Source data:
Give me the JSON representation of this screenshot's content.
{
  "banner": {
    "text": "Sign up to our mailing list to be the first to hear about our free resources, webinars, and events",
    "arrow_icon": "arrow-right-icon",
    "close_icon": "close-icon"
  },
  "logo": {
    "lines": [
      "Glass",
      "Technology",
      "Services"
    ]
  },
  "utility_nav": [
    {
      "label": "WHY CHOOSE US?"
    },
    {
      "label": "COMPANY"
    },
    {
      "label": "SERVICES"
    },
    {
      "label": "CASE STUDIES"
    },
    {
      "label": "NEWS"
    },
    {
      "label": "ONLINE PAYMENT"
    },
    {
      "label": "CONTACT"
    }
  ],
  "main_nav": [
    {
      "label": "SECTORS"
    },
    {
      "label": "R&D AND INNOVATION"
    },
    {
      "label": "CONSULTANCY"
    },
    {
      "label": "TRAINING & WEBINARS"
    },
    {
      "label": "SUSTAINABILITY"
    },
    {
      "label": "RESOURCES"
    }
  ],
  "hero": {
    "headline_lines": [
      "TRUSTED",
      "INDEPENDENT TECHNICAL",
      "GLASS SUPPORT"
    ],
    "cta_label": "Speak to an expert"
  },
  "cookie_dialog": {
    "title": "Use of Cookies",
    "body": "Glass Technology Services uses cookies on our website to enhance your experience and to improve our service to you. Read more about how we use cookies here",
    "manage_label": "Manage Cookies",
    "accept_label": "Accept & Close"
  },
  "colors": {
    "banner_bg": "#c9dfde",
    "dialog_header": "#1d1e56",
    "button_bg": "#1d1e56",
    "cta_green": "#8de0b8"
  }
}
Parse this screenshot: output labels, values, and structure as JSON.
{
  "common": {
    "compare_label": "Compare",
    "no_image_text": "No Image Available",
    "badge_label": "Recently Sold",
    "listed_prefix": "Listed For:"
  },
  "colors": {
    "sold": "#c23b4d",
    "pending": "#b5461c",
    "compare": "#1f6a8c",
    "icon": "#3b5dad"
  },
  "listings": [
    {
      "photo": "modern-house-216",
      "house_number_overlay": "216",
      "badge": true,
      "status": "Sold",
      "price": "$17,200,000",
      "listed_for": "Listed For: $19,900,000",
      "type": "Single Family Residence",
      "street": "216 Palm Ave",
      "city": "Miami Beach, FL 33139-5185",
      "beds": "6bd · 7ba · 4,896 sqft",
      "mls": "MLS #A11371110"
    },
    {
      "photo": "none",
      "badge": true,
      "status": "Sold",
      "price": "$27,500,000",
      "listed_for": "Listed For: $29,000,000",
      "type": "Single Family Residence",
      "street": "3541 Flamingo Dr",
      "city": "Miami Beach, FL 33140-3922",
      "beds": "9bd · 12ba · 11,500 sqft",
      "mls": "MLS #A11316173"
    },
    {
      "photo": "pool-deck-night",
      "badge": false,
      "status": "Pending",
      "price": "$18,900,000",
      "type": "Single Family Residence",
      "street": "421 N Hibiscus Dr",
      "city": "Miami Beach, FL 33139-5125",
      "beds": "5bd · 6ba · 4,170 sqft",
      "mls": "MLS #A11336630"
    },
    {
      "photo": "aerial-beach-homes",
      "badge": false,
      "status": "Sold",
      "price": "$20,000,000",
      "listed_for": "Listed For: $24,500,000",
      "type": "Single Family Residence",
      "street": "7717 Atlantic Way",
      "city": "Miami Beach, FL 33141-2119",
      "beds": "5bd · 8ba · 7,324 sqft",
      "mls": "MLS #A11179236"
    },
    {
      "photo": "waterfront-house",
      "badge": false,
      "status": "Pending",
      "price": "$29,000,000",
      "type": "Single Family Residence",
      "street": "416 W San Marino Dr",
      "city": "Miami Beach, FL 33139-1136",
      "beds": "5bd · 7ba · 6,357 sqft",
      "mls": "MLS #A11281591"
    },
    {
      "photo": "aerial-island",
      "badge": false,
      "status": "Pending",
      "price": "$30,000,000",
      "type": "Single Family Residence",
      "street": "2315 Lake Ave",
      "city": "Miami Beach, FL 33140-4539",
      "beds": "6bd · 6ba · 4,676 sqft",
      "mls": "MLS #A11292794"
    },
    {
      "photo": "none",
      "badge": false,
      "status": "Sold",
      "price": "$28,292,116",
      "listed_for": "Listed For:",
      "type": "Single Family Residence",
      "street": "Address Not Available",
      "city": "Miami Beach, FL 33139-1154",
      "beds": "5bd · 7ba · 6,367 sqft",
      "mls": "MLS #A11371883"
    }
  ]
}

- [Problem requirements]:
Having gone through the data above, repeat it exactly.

- [Written answer]:
Give me the JSON representation of this screenshot's content.
{
  "banner": {
    "text": "Sign up to our mailing list to be the first to hear about our free resources, webinars, and events",
    "arrow_icon": "arrow-right-icon",
    "close_icon": "close-icon"
  },
  "logo": {
    "lines": [
      "Glass",
      "Technology",
      "Services"
    ]
  },
  "utility_nav": [
    {
      "label": "WHY CHOOSE US?"
    },
    {
      "label": "COMPANY"
    },
    {
      "label": "SERVICES"
    },
    {
      "label": "CASE STUDIES"
    },
    {
      "label": "NEWS"
    },
    {
      "label": "ONLINE PAYMENT"
    },
    {
      "label": "CONTACT"
    }
  ],
  "main_nav": [
    {
      "label": "SECTORS"
    },
    {
      "label": "R&D AND INNOVATION"
    },
    {
      "label": "CONSULTANCY"
    },
    {
      "label": "TRAINING & WEBINARS"
    },
    {
      "label": "SUSTAINABILITY"
    },
    {
      "label": "RESOURCES"
    }
  ],
  "hero": {
    "headline_lines": [
      "TRUSTED",
      "INDEPENDENT TECHNICAL",
      "GLASS SUPPORT"
    ],
    "cta_label": "Speak to an expert"
  },
  "cookie_dialog": {
    "title": "Use of Cookies",
    "body": "Glass Technology Services uses cookies on our website to enhance your experience and to improve our service to you. Read more about how we use cookies here",
    "manage_label": "Manage Cookies",
    "accept_label": "Accept & Close"
  },
  "colors": {
    "banner_bg": "#c9dfde",
    "dialog_header": "#1d1e56",
    "button_bg": "#1d1e56",
    "cta_green": "#8de0b8"
  }
}
Parse this screenshot: output labels, values, and structure as JSON.
{
  "common": {
    "compare_label": "Compare",
    "no_image_text": "No Image Available",
    "badge_label": "Recently Sold",
    "listed_prefix": "Listed For:"
  },
  "colors": {
    "sold": "#c23b4d",
    "pending": "#b5461c",
    "compare": "#1f6a8c",
    "icon": "#3b5dad"
  },
  "listings": [
    {
      "photo": "modern-house-216",
      "house_number_overlay": "216",
      "badge": true,
      "status": "Sold",
      "price": "$17,200,000",
      "listed_for": "Listed For: $19,900,000",
      "type": "Single Family Residence",
      "street": "216 Palm Ave",
      "city": "Miami Beach, FL 33139-5185",
      "beds": "6bd · 7ba · 4,896 sqft",
      "mls": "MLS #A11371110"
    },
    {
      "photo": "none",
      "badge": true,
      "status": "Sold",
      "price": "$27,500,000",
      "listed_for": "Listed For: $29,000,000",
      "type": "Single Family Residence",
      "street": "3541 Flamingo Dr",
      "city": "Miami Beach, FL 33140-3922",
      "beds": "9bd · 12ba · 11,500 sqft",
      "mls": "MLS #A11316173"
    },
    {
      "photo": "pool-deck-night",
      "badge": false,
      "status": "Pending",
      "price": "$18,900,000",
      "type": "Single Family Residence",
      "street": "421 N Hibiscus Dr",
      "city": "Miami Beach, FL 33139-5125",
      "beds": "5bd · 6ba · 4,170 sqft",
      "mls": "MLS #A11336630"
    },
    {
      "photo": "aerial-beach-homes",
      "badge": false,
      "status": "Sold",
      "price": "$20,000,000",
      "listed_for": "Listed For: $24,500,000",
      "type": "Single Family Residence",
      "street": "7717 Atlantic Way",
      "city": "Miami Beach, FL 33141-2119",
      "beds": "5bd · 8ba · 7,324 sqft",
      "mls": "MLS #A11179236"
    },
    {
      "photo": "waterfront-house",
      "badge": false,
      "status": "Pending",
      "price": "$29,000,000",
      "type": "Single Family Residence",
      "street": "416 W San Marino Dr",
      "city": "Miami Beach, FL 33139-1136",
      "beds": "5bd · 7ba · 6,357 sqft",
      "mls": "MLS #A11281591"
    },
    {
      "photo": "aerial-island",
      "badge": false,
      "status": "Pending",
      "price": "$30,000,000",
      "type": "Single Family Residence",
      "street": "2315 Lake Ave",
      "city": "Miami Beach, FL 33140-4539",
      "beds": "6bd · 6ba · 4,676 sqft",
      "mls": "MLS #A11292794"
    },
    {
      "photo": "none",
      "badge": false,
      "status": "Sold",
      "price": "$28,292,116",
      "listed_for": "Listed For:",
      "type": "Single Family Residence",
      "street": "Address Not Available",
      "city": "Miami Beach, FL 33139-1154",
      "beds": "5bd · 7ba · 6,367 sqft",
      "mls": "MLS #A11371883"
    }
  ]
}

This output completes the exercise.